▸ REQUIRED WORK
Return only the lines from the one containing "What data populates" to the end of the material, with each one exactly as it appears.
--- START ---
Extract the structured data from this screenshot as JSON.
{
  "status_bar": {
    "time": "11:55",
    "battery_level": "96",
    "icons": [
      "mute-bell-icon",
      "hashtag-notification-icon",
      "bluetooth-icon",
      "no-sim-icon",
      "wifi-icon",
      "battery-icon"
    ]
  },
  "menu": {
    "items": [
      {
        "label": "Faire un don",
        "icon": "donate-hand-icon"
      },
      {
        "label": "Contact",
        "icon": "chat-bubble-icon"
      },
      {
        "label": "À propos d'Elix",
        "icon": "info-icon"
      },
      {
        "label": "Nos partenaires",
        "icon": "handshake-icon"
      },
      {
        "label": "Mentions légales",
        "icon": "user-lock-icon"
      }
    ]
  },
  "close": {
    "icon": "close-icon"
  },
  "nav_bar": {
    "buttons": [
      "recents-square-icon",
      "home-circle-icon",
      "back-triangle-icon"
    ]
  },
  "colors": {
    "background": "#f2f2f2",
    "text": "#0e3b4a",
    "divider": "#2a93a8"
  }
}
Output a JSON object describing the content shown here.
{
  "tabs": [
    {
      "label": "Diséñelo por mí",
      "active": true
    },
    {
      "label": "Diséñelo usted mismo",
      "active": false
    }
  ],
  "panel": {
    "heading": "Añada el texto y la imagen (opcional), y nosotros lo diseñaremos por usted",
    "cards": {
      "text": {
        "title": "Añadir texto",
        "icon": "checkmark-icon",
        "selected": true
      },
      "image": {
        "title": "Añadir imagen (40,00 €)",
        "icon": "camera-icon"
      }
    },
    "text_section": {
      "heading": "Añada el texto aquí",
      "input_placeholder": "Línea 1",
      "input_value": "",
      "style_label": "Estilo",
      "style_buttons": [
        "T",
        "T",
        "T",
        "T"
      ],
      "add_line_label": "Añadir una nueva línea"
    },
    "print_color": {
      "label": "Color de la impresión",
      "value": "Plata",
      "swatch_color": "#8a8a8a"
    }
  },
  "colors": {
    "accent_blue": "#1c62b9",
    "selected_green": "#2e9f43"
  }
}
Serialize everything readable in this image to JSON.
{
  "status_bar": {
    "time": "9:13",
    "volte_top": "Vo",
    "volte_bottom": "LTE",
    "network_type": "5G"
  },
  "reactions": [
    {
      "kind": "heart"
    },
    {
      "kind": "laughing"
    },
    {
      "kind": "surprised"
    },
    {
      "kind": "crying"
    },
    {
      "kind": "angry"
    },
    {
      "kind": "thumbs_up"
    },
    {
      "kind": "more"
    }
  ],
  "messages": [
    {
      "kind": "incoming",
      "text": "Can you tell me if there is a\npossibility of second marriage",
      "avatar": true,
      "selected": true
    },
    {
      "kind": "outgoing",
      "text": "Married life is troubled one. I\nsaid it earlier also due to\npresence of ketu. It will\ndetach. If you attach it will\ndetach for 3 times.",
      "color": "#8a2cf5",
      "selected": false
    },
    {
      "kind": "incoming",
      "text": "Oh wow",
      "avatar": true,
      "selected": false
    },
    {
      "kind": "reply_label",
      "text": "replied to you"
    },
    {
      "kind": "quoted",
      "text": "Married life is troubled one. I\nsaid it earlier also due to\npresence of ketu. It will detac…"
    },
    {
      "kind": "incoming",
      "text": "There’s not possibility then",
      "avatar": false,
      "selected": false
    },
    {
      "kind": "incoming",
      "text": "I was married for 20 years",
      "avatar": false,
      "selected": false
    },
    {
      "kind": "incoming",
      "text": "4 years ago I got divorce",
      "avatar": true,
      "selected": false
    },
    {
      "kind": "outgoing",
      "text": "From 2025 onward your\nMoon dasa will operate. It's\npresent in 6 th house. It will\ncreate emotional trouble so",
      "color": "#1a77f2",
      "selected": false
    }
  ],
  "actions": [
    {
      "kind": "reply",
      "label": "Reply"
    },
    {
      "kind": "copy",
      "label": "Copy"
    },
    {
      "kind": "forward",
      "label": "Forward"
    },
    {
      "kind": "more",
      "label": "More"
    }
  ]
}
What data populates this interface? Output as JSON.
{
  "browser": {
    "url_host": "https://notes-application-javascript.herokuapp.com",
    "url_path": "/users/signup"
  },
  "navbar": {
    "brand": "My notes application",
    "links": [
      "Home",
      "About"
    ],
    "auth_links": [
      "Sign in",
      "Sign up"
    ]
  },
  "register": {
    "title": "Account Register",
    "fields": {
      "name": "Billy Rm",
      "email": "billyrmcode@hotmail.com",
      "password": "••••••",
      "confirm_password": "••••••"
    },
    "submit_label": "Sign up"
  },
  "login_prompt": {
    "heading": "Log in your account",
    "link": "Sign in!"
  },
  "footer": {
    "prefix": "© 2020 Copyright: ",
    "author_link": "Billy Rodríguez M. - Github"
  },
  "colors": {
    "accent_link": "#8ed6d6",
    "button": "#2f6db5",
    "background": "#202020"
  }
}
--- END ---
▸ RESPONSE TO THE TASK
What data populates this interface? Output as JSON.
{
  "browser": {
    "url_host": "https://notes-application-javascript.herokuapp.com",
    "url_path": "/users/signup"
  },
  "navbar": {
    "brand": "My notes application",
    "links": [
      "Home",
      "About"
    ],
    "auth_links": [
      "Sign in",
      "Sign up"
    ]
  },
  "register": {
    "title": "Account Register",
    "fields": {
      "name": "Billy Rm",
      "email": "billyrmcode@hotmail.com",
      "password": "••••••",
      "confirm_password": "••••••"
    },
    "submit_label": "Sign up"
  },
  "login_prompt": {
    "heading": "Log in your account",
    "link": "Sign in!"
  },
  "footer": {
    "prefix": "© 2020 Copyright: ",
    "author_link": "Billy Rodríguez M. - Github"
  },
  "colors": {
    "accent_link": "#8ed6d6",
    "button": "#2f6db5",
    "background": "#202020"
  }
}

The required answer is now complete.